▸ PROBLEM REQUIREMENTS
Within the data below, count the lines that include the word "JSON". Provide the number and nothing further.
== EXTRACTED ENTRIES
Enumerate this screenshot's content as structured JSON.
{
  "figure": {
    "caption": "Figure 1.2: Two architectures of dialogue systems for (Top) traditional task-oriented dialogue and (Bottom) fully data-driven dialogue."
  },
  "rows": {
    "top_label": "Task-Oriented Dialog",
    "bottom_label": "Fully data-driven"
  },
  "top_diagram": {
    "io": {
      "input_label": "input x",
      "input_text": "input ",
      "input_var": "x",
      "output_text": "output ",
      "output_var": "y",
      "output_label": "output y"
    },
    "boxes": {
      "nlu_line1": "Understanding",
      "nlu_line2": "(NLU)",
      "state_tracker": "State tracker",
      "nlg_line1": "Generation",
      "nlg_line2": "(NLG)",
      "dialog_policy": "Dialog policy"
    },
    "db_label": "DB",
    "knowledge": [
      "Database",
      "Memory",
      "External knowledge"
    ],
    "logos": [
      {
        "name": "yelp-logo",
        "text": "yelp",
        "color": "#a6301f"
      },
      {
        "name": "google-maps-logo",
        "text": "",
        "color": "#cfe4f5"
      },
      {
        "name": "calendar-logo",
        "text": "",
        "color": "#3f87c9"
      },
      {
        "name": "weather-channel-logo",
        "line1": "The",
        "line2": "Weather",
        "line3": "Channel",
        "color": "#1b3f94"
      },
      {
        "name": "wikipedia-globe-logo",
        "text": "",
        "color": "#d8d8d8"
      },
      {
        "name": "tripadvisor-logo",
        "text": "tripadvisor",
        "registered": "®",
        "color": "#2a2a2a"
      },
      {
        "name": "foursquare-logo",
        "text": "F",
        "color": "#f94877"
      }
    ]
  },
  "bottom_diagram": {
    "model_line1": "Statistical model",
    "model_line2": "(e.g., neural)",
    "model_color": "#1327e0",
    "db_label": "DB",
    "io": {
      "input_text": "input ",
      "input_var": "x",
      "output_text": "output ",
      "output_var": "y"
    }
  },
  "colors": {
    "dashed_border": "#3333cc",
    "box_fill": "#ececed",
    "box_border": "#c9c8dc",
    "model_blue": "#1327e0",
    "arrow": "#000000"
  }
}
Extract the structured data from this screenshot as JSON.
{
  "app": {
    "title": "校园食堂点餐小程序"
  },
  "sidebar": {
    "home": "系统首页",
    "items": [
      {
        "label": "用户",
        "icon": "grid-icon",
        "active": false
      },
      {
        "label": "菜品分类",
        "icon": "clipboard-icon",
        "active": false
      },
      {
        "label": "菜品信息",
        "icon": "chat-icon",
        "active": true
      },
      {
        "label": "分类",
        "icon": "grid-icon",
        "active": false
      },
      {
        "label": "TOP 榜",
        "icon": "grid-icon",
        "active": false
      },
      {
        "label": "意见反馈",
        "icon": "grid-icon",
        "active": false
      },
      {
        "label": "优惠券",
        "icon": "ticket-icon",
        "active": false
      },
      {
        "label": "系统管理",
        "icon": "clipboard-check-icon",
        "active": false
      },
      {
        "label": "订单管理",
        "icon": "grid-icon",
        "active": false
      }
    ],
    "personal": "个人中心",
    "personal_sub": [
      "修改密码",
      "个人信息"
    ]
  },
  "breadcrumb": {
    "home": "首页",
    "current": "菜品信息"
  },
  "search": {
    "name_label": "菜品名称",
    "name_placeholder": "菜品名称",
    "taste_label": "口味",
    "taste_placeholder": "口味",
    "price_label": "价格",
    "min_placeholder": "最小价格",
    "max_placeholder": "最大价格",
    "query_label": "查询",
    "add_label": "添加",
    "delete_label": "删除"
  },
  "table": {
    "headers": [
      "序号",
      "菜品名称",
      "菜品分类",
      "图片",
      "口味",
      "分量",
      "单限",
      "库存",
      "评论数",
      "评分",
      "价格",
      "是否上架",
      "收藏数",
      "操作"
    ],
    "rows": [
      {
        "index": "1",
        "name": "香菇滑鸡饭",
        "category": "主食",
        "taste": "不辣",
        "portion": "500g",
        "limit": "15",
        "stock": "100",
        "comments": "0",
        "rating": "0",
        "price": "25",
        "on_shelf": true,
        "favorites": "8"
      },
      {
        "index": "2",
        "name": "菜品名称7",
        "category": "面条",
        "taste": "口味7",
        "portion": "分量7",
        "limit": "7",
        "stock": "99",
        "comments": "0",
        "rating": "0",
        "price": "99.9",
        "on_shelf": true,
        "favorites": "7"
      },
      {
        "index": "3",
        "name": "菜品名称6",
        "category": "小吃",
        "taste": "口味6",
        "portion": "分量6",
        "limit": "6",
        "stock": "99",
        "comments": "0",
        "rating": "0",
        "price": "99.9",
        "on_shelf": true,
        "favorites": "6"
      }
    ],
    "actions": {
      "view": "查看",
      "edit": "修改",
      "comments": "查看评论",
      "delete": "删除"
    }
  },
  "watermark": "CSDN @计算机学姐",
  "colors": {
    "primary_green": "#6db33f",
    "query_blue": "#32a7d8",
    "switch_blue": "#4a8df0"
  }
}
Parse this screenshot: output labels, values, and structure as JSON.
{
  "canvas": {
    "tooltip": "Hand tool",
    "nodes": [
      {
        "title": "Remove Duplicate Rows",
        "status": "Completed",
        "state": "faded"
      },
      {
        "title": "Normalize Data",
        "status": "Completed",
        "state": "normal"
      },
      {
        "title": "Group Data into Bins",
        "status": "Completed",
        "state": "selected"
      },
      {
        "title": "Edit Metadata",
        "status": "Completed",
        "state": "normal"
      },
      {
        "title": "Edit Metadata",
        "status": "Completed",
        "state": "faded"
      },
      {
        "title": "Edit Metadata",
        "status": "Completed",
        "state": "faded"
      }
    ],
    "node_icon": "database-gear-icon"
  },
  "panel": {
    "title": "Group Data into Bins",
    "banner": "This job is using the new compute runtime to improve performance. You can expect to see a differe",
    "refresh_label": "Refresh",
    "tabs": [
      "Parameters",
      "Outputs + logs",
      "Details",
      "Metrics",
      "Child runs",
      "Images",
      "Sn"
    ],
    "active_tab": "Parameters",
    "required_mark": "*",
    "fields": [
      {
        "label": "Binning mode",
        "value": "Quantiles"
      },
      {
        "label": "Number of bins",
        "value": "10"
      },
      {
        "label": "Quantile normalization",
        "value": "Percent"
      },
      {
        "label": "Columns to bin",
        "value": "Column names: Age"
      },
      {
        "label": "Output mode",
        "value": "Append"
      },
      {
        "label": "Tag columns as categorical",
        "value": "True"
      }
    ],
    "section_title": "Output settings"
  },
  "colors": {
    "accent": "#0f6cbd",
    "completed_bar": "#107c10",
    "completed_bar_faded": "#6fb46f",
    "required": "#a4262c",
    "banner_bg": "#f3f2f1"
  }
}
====
▸ TASK RESPONSE
3